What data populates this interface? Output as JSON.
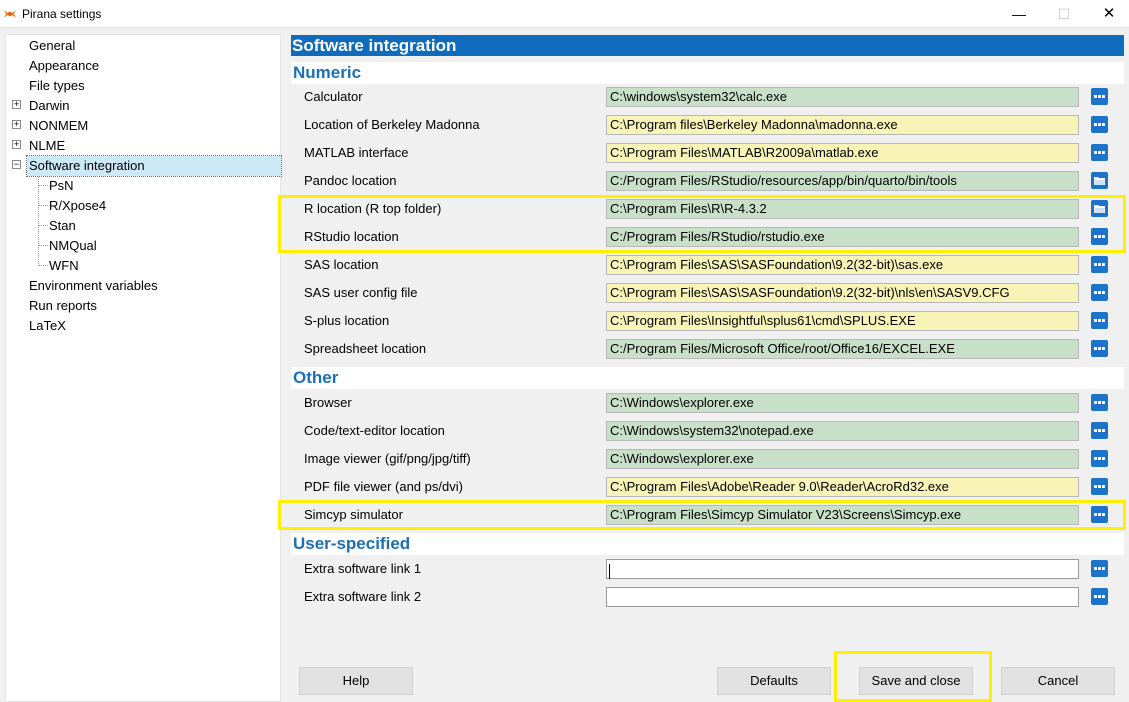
{
  "window": {
    "title": "Pirana settings",
    "controls": {
      "minimize": "—",
      "maximize": "☐",
      "close": "✕"
    }
  },
  "tree": {
    "items": [
      {
        "label": "General",
        "expander": ""
      },
      {
        "label": "Appearance",
        "expander": ""
      },
      {
        "label": "File types",
        "expander": ""
      },
      {
        "label": "Darwin",
        "expander": "+"
      },
      {
        "label": "NONMEM",
        "expander": "+"
      },
      {
        "label": "NLME",
        "expander": "+"
      },
      {
        "label": "Software integration",
        "expander": "−",
        "selected": true
      },
      {
        "label": "PsN",
        "child": true
      },
      {
        "label": "R/Xpose4",
        "child": true
      },
      {
        "label": "Stan",
        "child": true
      },
      {
        "label": "NMQual",
        "child": true
      },
      {
        "label": "WFN",
        "child": true
      },
      {
        "label": "Environment variables",
        "expander": ""
      },
      {
        "label": "Run reports",
        "expander": ""
      },
      {
        "label": "LaTeX",
        "expander": ""
      }
    ]
  },
  "panel": {
    "header": "Software integration",
    "sections": {
      "numeric": {
        "title": "Numeric",
        "rows": [
          {
            "label": "Calculator",
            "value": "C:\\windows\\system32\\calc.exe",
            "status": "green",
            "icon": "dots"
          },
          {
            "label": "Location of Berkeley Madonna",
            "value": "C:\\Program files\\Berkeley Madonna\\madonna.exe",
            "status": "yellow",
            "icon": "dots"
          },
          {
            "label": "MATLAB interface",
            "value": "C:\\Program Files\\MATLAB\\R2009a\\matlab.exe",
            "status": "yellow",
            "icon": "dots"
          },
          {
            "label": "Pandoc location",
            "value": "C:/Program Files/RStudio/resources/app/bin/quarto/bin/tools",
            "status": "green",
            "icon": "folder"
          },
          {
            "label": "R location (R top folder)",
            "value": "C:\\Program Files\\R\\R-4.3.2",
            "status": "green",
            "icon": "folder"
          },
          {
            "label": "RStudio location",
            "value": "C:/Program Files/RStudio/rstudio.exe",
            "status": "green",
            "icon": "dots"
          },
          {
            "label": "SAS location",
            "value": "C:\\Program Files\\SAS\\SASFoundation\\9.2(32-bit)\\sas.exe",
            "status": "yellow",
            "icon": "dots"
          },
          {
            "label": "SAS user config file",
            "value": "C:\\Program Files\\SAS\\SASFoundation\\9.2(32-bit)\\nls\\en\\SASV9.CFG",
            "status": "yellow",
            "icon": "dots"
          },
          {
            "label": "S-plus location",
            "value": "C:\\Program Files\\Insightful\\splus61\\cmd\\SPLUS.EXE",
            "status": "yellow",
            "icon": "dots"
          },
          {
            "label": "Spreadsheet location",
            "value": "C:/Program Files/Microsoft Office/root/Office16/EXCEL.EXE",
            "status": "green",
            "icon": "dots"
          }
        ]
      },
      "other": {
        "title": "Other",
        "rows": [
          {
            "label": "Browser",
            "value": "C:\\Windows\\explorer.exe",
            "status": "green",
            "icon": "dots"
          },
          {
            "label": "Code/text-editor location",
            "value": "C:\\Windows\\system32\\notepad.exe",
            "status": "green",
            "icon": "dots"
          },
          {
            "label": "Image viewer (gif/png/jpg/tiff)",
            "value": "C:\\Windows\\explorer.exe",
            "status": "green",
            "icon": "dots"
          },
          {
            "label": "PDF file viewer (and ps/dvi)",
            "value": "C:\\Program Files\\Adobe\\Reader 9.0\\Reader\\AcroRd32.exe",
            "status": "yellow",
            "icon": "dots"
          },
          {
            "label": "Simcyp simulator",
            "value": "C:\\Program Files\\Simcyp Simulator V23\\Screens\\Simcyp.exe",
            "status": "green",
            "icon": "dots"
          }
        ]
      },
      "user": {
        "title": "User-specified",
        "rows": [
          {
            "label": "Extra software link 1",
            "value": "",
            "status": "white",
            "icon": "dots"
          },
          {
            "label": "Extra software link 2",
            "value": "",
            "status": "white",
            "icon": "dots"
          }
        ]
      }
    }
  },
  "buttons": {
    "help": "Help",
    "defaults": "Defaults",
    "save_close": "Save and close",
    "cancel": "Cancel"
  },
  "colors": {
    "accent": "#0f6cbd",
    "section_text": "#1a6fb5",
    "valid_path": "#c8e0c8",
    "unverified_path": "#f8f4b8",
    "annotation": "#ffef00"
  }
}
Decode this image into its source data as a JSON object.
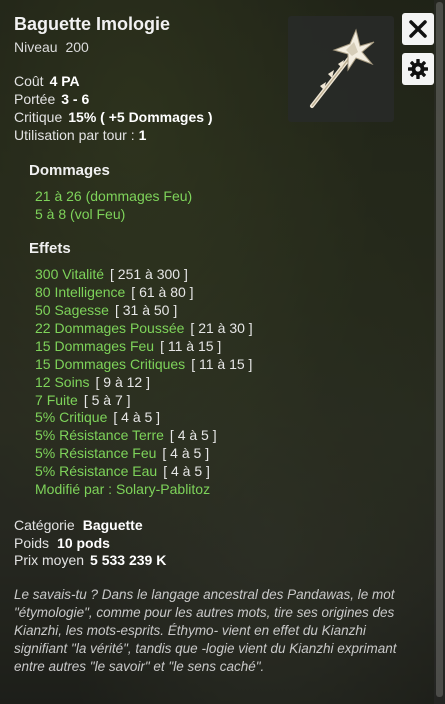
{
  "item": {
    "name": "Baguette Imologie",
    "level_label": "Niveau",
    "level": "200"
  },
  "stats": {
    "cost_label": "Coût",
    "cost": "4 PA",
    "range_label": "Portée",
    "range": "3 - 6",
    "crit_label": "Critique",
    "crit": "15% ( +5 Dommages )",
    "uses_label": "Utilisation par tour :",
    "uses": "1"
  },
  "damage": {
    "title": "Dommages",
    "lines": [
      {
        "value": "21 à 26",
        "text": "(dommages Feu)"
      },
      {
        "value": "5 à 8",
        "text": "(vol Feu)"
      }
    ]
  },
  "effects": {
    "title": "Effets",
    "lines": [
      {
        "value": "300",
        "text": "Vitalité",
        "range": "[ 251 à 300 ]"
      },
      {
        "value": "80",
        "text": "Intelligence",
        "range": "[ 61 à 80 ]"
      },
      {
        "value": "50",
        "text": "Sagesse",
        "range": "[ 31 à 50 ]"
      },
      {
        "value": "22",
        "text": "Dommages Poussée",
        "range": "[ 21 à 30 ]"
      },
      {
        "value": "15",
        "text": "Dommages Feu",
        "range": "[ 11 à 15 ]"
      },
      {
        "value": "15",
        "text": "Dommages Critiques",
        "range": "[ 11 à 15 ]"
      },
      {
        "value": "12",
        "text": "Soins",
        "range": "[ 9 à 12 ]"
      },
      {
        "value": "7",
        "text": "Fuite",
        "range": "[ 5 à 7 ]"
      },
      {
        "value": "5%",
        "text": "Critique",
        "range": "[ 4 à 5 ]"
      },
      {
        "value": "5%",
        "text": "Résistance Terre",
        "range": "[ 4 à 5 ]"
      },
      {
        "value": "5%",
        "text": "Résistance Feu",
        "range": "[ 4 à 5 ]"
      },
      {
        "value": "5%",
        "text": "Résistance Eau",
        "range": "[ 4 à 5 ]"
      }
    ],
    "modified_label": "Modifié par :",
    "modified_by": "Solary-Pablitoz"
  },
  "info": {
    "category_label": "Catégorie",
    "category": "Baguette",
    "weight_label": "Poids",
    "weight": "10 pods",
    "price_label": "Prix moyen",
    "price": "5 533 239 K"
  },
  "lore": "Le savais-tu ? Dans le langage ancestral des Pandawas, le mot \"étymologie\", comme pour les autres mots, tire ses origines des Kianzhi, les mots-esprits. Éthymo- vient en effet du Kianzhi signifiant \"la vérité\", tandis que -logie vient du Kianzhi exprimant entre autres \"le savoir\" et \"le sens caché\".",
  "icons": {
    "close": "close-icon",
    "settings": "gear-icon",
    "item": "wand-icon"
  },
  "colors": {
    "effect_green": "#7ed35a",
    "button_bg": "#f4f4f4"
  }
}
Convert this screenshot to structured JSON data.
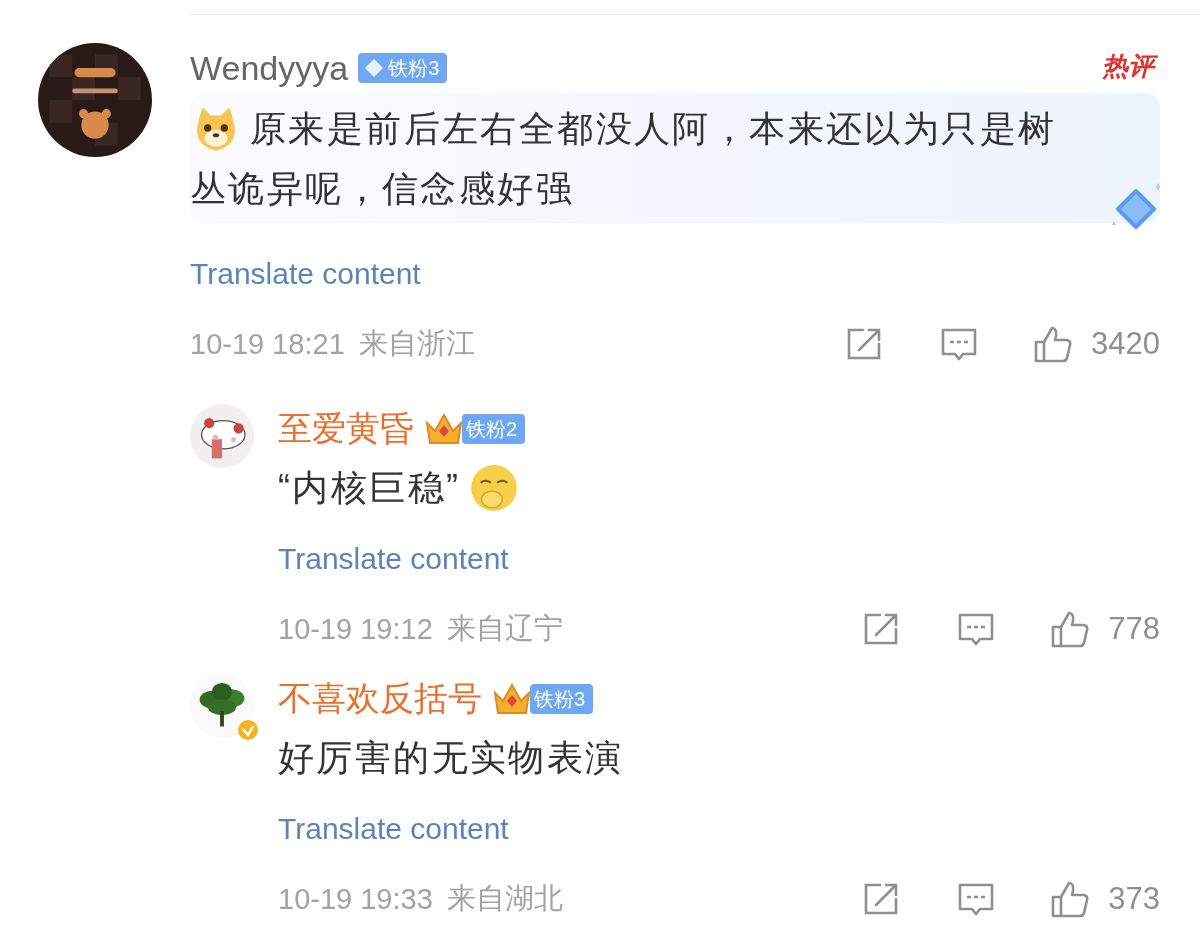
{
  "comment": {
    "username": "Wendyyya",
    "badge": {
      "kind": "diamond",
      "label": "铁粉3"
    },
    "hot_label": "热评",
    "emoji_before": {
      "kind": "doge"
    },
    "text_lines": [
      "原来是前后左右全都没人阿，本来还以为只是树",
      "丛诡异呢，信念感好强"
    ],
    "translate": "Translate content",
    "time": "10-19 18:21",
    "location": "来自浙江",
    "likes": "3420"
  },
  "replies": [
    {
      "verified": false,
      "username": "至爱黄昏",
      "badge": {
        "kind": "crown",
        "label": "铁粉2"
      },
      "emoji_after": {
        "kind": "covering-mouth"
      },
      "text": "“内核巨稳”",
      "translate": "Translate content",
      "time": "10-19 19:12",
      "location": "来自辽宁",
      "likes": "778"
    },
    {
      "verified": true,
      "username": "不喜欢反括号",
      "badge": {
        "kind": "crown",
        "label": "铁粉3"
      },
      "text": "好厉害的无实物表演",
      "translate": "Translate content",
      "time": "10-19 19:33",
      "location": "来自湖北",
      "likes": "373"
    }
  ]
}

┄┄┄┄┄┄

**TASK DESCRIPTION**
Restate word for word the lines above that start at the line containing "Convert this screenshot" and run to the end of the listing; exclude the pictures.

**FINISHED TASK**
Convert this screenshot to structured JSON data.
{
  "comment": {
    "username": "Wendyyya",
    "badge": {
      "kind": "diamond",
      "label": "铁粉3"
    },
    "hot_label": "热评",
    "emoji_before": {
      "kind": "doge"
    },
    "text_lines": [
      "原来是前后左右全都没人阿，本来还以为只是树",
      "丛诡异呢，信念感好强"
    ],
    "translate": "Translate content",
    "time": "10-19 18:21",
    "location": "来自浙江",
    "likes": "3420"
  },
  "replies": [
    {
      "verified": false,
      "username": "至爱黄昏",
      "badge": {
        "kind": "crown",
        "label": "铁粉2"
      },
      "emoji_after": {
        "kind": "covering-mouth"
      },
      "text": "“内核巨稳”",
      "translate": "Translate content",
      "time": "10-19 19:12",
      "location": "来自辽宁",
      "likes": "778"
    },
    {
      "verified": true,
      "username": "不喜欢反括号",
      "badge": {
        "kind": "crown",
        "label": "铁粉3"
      },
      "text": "好厉害的无实物表演",
      "translate": "Translate content",
      "time": "10-19 19:33",
      "location": "来自湖北",
      "likes": "373"
    }
  ]
}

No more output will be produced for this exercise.